Damien Echols, Jessie Misskelley Jr., both 36, and James Baldwin, 34, agreed to enter what is known as an Alford plea, wherein a defendant maintains innocence while simultaneously admitting that prosecutors have enough evidence to convince a judge or jury of their guilt. This differs slightly from nolo contendere pleas, where people agree to be sentenced for a crime without admitting guilt. With an Alford plea, a defendant essentially says, "I am innocent of the charge but, for some fucked-up reason, pleading guilty looks to be my best move."

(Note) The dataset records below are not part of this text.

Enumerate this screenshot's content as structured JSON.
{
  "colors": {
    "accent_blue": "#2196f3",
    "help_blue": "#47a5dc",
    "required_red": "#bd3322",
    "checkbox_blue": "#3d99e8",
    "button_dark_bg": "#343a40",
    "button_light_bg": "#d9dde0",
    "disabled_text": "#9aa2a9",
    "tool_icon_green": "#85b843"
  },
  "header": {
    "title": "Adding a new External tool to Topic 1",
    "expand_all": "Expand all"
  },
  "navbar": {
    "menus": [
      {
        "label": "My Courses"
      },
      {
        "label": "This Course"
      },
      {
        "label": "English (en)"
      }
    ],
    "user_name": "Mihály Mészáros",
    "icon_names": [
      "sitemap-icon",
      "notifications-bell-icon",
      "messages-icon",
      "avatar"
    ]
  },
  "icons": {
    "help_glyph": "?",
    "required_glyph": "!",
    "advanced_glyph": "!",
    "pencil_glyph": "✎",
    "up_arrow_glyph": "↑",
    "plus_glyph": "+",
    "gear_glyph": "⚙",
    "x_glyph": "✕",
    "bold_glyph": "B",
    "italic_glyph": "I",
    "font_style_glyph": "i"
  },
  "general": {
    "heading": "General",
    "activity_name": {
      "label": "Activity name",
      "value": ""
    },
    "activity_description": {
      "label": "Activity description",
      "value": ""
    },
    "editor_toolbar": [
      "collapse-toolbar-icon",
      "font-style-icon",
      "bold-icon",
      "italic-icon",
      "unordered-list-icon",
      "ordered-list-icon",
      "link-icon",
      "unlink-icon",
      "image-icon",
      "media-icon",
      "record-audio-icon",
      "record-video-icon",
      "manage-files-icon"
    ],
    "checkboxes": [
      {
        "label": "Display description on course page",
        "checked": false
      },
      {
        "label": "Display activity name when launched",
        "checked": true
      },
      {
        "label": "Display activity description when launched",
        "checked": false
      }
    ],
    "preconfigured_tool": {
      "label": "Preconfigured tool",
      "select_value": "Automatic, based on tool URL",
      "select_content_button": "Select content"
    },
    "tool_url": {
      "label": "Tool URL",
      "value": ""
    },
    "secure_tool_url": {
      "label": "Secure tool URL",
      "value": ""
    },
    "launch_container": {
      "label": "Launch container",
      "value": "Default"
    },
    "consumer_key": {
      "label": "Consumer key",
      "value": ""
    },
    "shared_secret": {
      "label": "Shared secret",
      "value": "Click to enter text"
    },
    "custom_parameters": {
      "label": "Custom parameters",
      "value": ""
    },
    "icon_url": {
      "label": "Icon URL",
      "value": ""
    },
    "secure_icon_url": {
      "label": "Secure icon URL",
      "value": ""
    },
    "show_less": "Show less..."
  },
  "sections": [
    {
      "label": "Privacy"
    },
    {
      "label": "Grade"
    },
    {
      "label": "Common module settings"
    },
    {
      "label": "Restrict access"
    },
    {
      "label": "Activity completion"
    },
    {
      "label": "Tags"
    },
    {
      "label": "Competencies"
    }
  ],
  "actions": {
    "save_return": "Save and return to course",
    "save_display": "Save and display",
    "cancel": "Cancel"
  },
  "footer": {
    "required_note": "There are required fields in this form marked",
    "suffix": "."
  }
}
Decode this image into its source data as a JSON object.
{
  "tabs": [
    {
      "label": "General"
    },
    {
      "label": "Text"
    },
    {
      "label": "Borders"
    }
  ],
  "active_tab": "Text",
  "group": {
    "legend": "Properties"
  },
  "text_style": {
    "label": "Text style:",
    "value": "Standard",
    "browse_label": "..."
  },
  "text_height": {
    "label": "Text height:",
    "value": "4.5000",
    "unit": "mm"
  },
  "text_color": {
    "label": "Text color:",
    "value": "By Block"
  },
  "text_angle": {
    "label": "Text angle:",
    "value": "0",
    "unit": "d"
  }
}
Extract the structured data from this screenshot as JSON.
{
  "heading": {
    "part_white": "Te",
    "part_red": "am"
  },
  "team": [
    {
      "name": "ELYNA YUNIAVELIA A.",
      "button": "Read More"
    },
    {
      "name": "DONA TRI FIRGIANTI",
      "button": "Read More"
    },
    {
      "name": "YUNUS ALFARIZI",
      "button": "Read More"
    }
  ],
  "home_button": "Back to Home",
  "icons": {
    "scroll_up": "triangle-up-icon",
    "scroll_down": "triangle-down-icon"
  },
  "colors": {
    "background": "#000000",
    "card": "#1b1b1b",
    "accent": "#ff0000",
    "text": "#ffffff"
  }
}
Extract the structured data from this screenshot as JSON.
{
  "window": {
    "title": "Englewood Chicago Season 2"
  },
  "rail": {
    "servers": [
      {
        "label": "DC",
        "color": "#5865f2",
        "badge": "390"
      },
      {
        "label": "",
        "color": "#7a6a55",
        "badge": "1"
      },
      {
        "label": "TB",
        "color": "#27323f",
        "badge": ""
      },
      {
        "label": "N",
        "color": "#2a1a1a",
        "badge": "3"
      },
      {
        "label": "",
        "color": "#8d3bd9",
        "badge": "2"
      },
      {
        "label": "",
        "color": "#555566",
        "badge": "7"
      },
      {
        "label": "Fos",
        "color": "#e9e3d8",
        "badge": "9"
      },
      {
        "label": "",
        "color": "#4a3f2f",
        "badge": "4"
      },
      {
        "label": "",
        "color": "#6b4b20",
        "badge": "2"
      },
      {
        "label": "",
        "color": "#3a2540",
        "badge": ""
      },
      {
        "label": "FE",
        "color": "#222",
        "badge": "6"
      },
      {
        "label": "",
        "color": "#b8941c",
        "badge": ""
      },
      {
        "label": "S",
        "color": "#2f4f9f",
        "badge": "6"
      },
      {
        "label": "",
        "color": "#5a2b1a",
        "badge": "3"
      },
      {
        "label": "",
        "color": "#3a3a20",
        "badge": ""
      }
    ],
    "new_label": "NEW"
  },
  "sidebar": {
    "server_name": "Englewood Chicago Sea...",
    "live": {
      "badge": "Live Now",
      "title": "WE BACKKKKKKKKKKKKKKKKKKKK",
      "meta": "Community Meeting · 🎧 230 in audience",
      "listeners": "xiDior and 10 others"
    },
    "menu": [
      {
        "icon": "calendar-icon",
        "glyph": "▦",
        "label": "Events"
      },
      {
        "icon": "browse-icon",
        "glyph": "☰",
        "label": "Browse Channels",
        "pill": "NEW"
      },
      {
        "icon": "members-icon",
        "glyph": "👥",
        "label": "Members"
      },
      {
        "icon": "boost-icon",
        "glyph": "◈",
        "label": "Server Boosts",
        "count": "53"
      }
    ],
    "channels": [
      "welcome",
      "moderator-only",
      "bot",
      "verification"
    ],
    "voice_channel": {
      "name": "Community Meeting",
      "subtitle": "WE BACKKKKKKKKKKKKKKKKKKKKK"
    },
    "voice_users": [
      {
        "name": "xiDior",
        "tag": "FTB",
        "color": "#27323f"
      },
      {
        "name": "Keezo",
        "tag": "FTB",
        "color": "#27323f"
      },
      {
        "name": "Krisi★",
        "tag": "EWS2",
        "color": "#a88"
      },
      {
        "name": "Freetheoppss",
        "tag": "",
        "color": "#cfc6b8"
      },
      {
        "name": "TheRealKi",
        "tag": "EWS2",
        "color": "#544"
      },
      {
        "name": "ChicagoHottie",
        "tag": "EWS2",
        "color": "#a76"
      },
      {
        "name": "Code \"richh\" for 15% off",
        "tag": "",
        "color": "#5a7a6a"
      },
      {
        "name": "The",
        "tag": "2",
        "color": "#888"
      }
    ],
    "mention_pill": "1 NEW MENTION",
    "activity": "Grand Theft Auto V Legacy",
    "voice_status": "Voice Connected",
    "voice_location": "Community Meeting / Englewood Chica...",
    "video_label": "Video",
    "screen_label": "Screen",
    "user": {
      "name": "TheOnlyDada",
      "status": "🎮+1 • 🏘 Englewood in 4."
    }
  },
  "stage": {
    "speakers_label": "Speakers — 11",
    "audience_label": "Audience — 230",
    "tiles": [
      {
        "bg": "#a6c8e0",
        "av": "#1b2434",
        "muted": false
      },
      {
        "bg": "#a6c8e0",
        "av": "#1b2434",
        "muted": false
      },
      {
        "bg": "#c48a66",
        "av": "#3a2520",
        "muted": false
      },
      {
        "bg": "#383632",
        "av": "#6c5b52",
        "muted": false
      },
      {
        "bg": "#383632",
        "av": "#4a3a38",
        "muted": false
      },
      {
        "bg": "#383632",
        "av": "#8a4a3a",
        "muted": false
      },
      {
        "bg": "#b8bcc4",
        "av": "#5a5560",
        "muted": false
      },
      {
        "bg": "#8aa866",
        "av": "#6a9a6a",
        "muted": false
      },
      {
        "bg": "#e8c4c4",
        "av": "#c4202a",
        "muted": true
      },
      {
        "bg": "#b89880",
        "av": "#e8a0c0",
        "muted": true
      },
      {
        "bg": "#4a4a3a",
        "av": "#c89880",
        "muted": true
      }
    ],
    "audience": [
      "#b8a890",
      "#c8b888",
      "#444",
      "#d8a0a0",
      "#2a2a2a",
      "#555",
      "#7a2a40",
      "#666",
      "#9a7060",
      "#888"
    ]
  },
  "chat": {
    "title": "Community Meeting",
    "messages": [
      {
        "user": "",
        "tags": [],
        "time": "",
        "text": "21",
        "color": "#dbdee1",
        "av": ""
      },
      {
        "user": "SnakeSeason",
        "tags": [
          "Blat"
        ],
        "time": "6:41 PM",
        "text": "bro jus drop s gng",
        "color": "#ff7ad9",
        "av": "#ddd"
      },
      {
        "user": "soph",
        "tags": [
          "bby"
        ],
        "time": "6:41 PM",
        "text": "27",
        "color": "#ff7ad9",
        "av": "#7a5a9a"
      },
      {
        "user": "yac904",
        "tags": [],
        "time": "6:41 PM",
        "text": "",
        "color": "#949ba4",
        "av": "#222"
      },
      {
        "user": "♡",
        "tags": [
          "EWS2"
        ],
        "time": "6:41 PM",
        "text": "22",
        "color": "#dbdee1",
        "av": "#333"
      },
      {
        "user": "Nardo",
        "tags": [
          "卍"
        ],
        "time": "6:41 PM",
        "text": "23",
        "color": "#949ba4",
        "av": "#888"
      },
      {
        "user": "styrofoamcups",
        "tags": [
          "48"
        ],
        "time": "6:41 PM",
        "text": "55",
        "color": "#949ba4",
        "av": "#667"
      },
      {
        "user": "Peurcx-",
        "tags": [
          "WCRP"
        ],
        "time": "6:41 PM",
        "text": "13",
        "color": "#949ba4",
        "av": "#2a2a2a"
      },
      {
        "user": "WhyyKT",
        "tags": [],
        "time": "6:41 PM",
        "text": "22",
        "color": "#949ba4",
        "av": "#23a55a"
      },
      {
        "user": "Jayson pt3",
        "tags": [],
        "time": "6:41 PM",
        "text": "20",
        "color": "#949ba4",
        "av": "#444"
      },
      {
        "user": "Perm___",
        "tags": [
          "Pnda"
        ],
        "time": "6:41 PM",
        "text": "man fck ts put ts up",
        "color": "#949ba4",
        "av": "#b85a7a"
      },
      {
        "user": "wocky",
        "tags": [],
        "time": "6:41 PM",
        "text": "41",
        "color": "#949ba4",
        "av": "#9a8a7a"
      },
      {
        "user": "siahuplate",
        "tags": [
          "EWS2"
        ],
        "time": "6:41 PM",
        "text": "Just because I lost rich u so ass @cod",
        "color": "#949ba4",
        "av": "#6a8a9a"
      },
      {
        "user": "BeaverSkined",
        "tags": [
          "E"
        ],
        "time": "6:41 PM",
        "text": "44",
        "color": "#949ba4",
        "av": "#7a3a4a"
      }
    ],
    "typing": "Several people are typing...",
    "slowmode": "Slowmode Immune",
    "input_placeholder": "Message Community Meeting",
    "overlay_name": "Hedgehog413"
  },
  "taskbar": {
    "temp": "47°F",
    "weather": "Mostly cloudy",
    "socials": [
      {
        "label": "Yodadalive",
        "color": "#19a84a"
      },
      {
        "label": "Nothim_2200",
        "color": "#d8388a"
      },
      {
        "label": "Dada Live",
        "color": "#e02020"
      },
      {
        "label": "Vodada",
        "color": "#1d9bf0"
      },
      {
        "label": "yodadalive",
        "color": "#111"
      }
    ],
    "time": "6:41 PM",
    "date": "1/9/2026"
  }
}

The case against the WM3 was falling apart. A hearing was scheduled to determine whether they should be granted a retrial in light of newly tested DNA evidence from the crime scene that did not match any of the defendants. (In fact, the DNA was linked to the stepfather of one of the young victims.) Knowing that a retrial was likely and a re-conviction unlikely, Arkansas prosecutors offered the plea deal, and with 18 years already behind them, the WM3 took it. While acknowledging that the arrangement was less than perfect, Dennis Riordan, an attorney for the defendants, told reporters, "Does anyone believe that if the state had even the slightest continuing conviction that [the WM3] were guilty, that they would let these men free today?"
And yet, because an Alford plea is a guilty plea, Echols, Baldwin, and Misskelley are still considered child-killers, and are precluded from suing Arkansas over the hell they endured for most of the past two decades. Joe Berlinger, who co-directed and produced two influential documentaries about the crimes with his partner Bruce Sinofsky (they plan two additional sequels), described the Alford plea as "salvation but not redemption" for the WM3, and lamented the fact that Arkansas will use their plea to avoid any responsibility the state has — not only to the WM3, but also to the three murdered boys: Steven Branch, Christopher Byers, and James Michael Moore. Prosecutors say that, with no other suspects, the case is closed. The DNA evidence pointing to someone else apparently doesn't matter.
Call it Arkansas Justice.